Copyright © Isabella Dalzell 2018. All RIghts Reserved.
Autumn yawns in like the warm
breath of a Serengeti lion
wind stirs the bronzed leaves
as they dry, falling to the ground
in clumps of red, gold and green.
Scorched summer grass returns plush.
Paired birds dance in the sky
swirling, soaring southerly, purple
peonies wither back into the ground
and mint waves on shrivelled stalks.
Squirrels grab the strewn acorns
stuffing pouched cheeks with hazelnuts
sprightly sparrows return to the gardens;
flurrying flight to pluck the swelling berries
damp and misty on the morning grass.
Autumn blushes the apple skin
golden-red, wasps suck the juice,
nibbling caves into the white-green
flesh.

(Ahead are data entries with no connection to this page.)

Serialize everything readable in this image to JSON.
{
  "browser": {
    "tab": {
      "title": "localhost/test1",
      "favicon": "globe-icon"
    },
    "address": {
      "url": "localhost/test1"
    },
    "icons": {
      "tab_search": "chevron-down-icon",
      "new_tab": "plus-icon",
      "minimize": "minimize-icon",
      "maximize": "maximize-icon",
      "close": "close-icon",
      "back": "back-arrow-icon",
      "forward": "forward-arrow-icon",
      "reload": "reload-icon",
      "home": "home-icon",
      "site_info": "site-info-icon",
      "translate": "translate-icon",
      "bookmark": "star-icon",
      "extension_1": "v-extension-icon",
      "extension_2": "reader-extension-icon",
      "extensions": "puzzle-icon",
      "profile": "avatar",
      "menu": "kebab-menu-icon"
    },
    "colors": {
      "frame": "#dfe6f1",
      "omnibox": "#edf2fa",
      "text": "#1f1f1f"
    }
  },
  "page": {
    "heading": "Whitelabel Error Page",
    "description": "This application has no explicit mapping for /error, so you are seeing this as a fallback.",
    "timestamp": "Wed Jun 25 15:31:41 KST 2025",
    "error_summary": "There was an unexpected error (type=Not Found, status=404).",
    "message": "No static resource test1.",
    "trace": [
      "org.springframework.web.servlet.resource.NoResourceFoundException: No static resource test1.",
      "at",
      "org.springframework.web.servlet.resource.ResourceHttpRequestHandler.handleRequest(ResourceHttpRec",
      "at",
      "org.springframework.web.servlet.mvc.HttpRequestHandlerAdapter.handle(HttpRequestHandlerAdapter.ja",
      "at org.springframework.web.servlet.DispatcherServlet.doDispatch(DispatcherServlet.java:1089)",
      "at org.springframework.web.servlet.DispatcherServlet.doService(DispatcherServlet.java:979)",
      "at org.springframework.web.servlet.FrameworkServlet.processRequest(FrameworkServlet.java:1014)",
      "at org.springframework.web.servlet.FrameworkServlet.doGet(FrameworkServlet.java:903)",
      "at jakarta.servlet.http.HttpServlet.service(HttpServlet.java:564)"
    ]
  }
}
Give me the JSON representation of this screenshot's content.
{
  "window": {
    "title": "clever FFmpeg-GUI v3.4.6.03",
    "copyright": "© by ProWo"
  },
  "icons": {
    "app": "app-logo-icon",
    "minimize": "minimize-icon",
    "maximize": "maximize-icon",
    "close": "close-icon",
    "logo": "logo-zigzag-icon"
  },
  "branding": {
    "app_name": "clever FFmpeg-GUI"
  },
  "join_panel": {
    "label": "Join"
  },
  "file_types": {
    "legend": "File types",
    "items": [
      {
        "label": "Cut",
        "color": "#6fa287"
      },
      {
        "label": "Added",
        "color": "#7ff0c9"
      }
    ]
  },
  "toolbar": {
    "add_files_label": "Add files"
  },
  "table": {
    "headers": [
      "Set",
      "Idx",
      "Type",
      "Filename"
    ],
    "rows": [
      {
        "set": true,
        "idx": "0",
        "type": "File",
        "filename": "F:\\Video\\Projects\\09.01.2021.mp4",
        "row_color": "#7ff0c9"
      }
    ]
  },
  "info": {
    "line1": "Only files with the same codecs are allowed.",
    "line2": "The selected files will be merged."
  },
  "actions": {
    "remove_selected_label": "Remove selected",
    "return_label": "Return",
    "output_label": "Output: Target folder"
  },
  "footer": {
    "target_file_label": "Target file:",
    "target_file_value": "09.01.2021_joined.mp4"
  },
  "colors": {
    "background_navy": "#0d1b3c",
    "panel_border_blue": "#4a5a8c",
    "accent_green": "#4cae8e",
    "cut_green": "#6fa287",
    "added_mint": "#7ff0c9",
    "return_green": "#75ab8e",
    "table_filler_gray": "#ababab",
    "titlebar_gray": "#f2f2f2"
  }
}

Dry-stemmed, it falls,
shrinks, crumpled from within
buried under a scatter of copper-crisped leaves
where blackbirds peck.
A warm wave of light blows
through the branches of the tree.
Yellow pear plummets onto sanded
soil, splits: spilling juice
which jams on damson peel.
Butterfly sips sap suspended
on wavering wings
extracting elixir through arced proboscis.
Field mouse darts, big eared
searching for spilt seed.
Vine shines, lime green as the
Sun streaks through filmy leaves.
White-chested magpie flicks its tail
and picks at the litter left in gutters as
sunlight falls, peachy-red across church walls.
Foxgloves stand pennant, dry
as rattles spraying seed, sowing
Spring into the soft, crumbling soil
nature heads home for winter.